Fashion retailer H&M’s charitable arm, the H&M Foundation, has this week opened a hydrothermal textile recycling plant as the company strives to become “truly circular” by 2030.
The opening of the new pre-industrial sized facility in Hong Kong marks the first time that H&M’s hydrothermal recycling technology is put into practice at scale. The innovative recycling method involves using heat, water and a blend of biodegradable chemicals to separate cotton and polyester from mixed fabrics. Once the fibres are separated, they can be sorted for reuse in new garments, including jeans.
The H&M Foundation claims that this method, which it calls “Garment-to-Garment recycling”, prevents the potential for chemical pollution finding its way into the environment while minimising carbon emissions and costs. While the plant will initially be used by H&M only, the retailer has pledged to licence the technology, so it can be used by other fashion manufacturers.
The Foundation’s innovation lead Erik Bang said the opening of the plant, which was co-funded by The Hong Kong Research Institute of Textiles and Apparel (HKRITA), marks a “significant step towards a new fashion industry that operates within the planetary boundaries”.

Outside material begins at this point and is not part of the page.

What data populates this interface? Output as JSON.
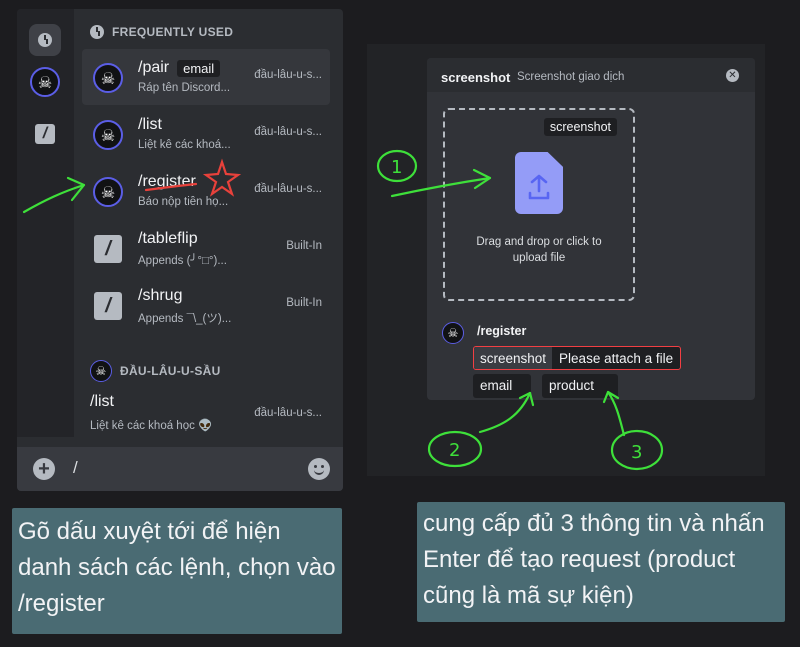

“As we scale up and make this technology freely available to the industry, we will reduce the dependence on limited natural resources to dress a growing global population,” Bang said.
Alongside the Garment-to-Garment plant, the H&M Foundation is showcasing a miniaturised version of the recycling technology at a pop-up H&M store in Hong Kong in a bid to educate customers about the importance of recycling. Customers are being encouraged to bring their unwanted or end-of-life clothing to the temporary store, where they will have the chance to see the technology first-hand.
“Seeing is believing, and when customers see with their own eyes what a valuable resource garments at the end of life can be, they can also believe in recycling and recognise the difference their actions can make,” Bang added.